Lakeville Senior Center, December

Since my stories in my books are based on my experiences of growing up on a farm five miles west of Lakeville, Minnesota, I feel a special kinship to audience members when I am performing at Lakeville Senior Center. My Heritage is their Heritage.
Before Thanksgiving this year we did my story A Farm Country Thanksgiving at the Lakeville Senior Center, and on Friday, December 17, 2010, we did a 45-minute show which included my story A Farm Country Christmas Eve.  Since some students from Kenwood Trail Elementary School were in the audience, Santa stopped by or a visit after the show.

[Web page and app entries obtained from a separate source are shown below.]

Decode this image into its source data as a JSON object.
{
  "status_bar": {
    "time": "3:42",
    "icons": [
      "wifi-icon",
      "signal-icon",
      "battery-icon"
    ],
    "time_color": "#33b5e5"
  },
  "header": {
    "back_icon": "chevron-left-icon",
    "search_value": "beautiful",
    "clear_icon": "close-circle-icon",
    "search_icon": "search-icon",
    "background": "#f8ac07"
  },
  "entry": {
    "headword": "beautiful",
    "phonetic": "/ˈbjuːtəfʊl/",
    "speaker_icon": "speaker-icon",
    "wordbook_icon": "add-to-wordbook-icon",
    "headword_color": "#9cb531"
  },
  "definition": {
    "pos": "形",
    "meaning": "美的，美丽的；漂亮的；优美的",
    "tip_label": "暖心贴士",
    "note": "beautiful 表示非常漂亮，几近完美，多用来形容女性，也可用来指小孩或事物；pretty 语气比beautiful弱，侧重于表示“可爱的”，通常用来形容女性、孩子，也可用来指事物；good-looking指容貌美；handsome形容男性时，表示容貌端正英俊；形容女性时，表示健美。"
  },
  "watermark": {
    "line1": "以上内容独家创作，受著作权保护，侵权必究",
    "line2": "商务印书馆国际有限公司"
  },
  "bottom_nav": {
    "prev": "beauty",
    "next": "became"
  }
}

Santa with children.

Santa with Nancy and me.

Santa with Linda Walter and me.

Tuesday, December 14, 2010

Coming Home in the Snow storm

I have no photos for this one. Things were too tense.

On Saturday, December 11, we're at the Maplewood Mall trying to sell books when the word comes down that the Mall of America closed because of the snowstorm. A few minutes later at 2:40 PM, we hear that Maplewood Mall will close at 3:00 PM.

Nanc and I pack up faster than Minnesotans winning a free trip to Florida, but when we get to the parking lot we have to deal with the challenge of carrying our heavy tables and cartons of books through thigh-high drifts and then loading everything into our Explorer. Our two-wheeler becomes a burden to carry instead of something to carry our burden. More than once I utter, "I'm too old for this ------."

Escaping the parking lot is fraught with excitement. Four-wheel drive vehicles scramble in every direction to find an open exit. I follow a guy with a big white pickup. When we finally turn onto I-694, all we can do is line up behind others. I question the sanity of getting on the freeway, but I cannot readily think of an alternative.

Tuesday, December 7, 2010


It's not too late! 
Dakota City's popular "Christmas in the Village" is open this Saturday and Sunday from 1:00 PM to 8:00 PM. Treat your entire family to a Christmas in a village from the early 1900s, except this one is lit up to enhance beauty, modern Christmas cheer, and , oh yes, safety. These photographs are from last weekend.
C'mon, you know you can't resist a walk through winter wonderland, especially when a warm wood-burning stove awaits you in the next building, just 20 yards away, or when you can ride on a trolley pulled by a team of beautiful horses.
Here's the train depot. You can open the door and walk in just by clicking below. Then you view more pictures and read more details.. It's like stepping into a perfect winter scene on a post card.

Sunday, December 5, 2010

Hector Historical Center, a Fundraiser

What's different when we do a show to kick off a fund-raiser?
Probably the only difference you would notice is that you won't see Nancy selling the books; instead, a member of the sponsoring organization is collecting the money, and the organization pays us about what a bookstore would pay us for the books they sell.
A relevant question here is, "Why would we do this?"

First, our goal is to tell the local story of rural America with accuracy and humor. We believe that preserving stories of the true heritage of the small farm is important and to do so we need to get the books out there.
Well, who better to sell "heritage" to people than people who are already focused on preserving heritage, like museums, historical centers, or people involved in creating the farm heritage of the future, like FFA, 4-H, or elementary students.
Like most of you, Nancy and I buy a number of items from students for fund-raisers: magazines, cookie dough, wreaths, wrapping paper, more magazines, and coupons. I'm not knocking any of these items for any reason at all, but I can say that none of these items represent the rural heritage like our books do.
Our books are collector items that are meant to be passed on from generation to generation. I don't think most other fund-raisers sell those kinds of products.

Thursday, December 2, 2010

Pinewood Elementary, Monticello, MN

Why do you suppose second graders are holding up two fingers?
No, it's not because they are in grade two.
Just as the other groups of students in k-2 below, these students hold up two fingers to copy what Nancy does in the story If I Were A Farmer: Nancy's Adventure when she teaches a newborn calf to drink out of a pail.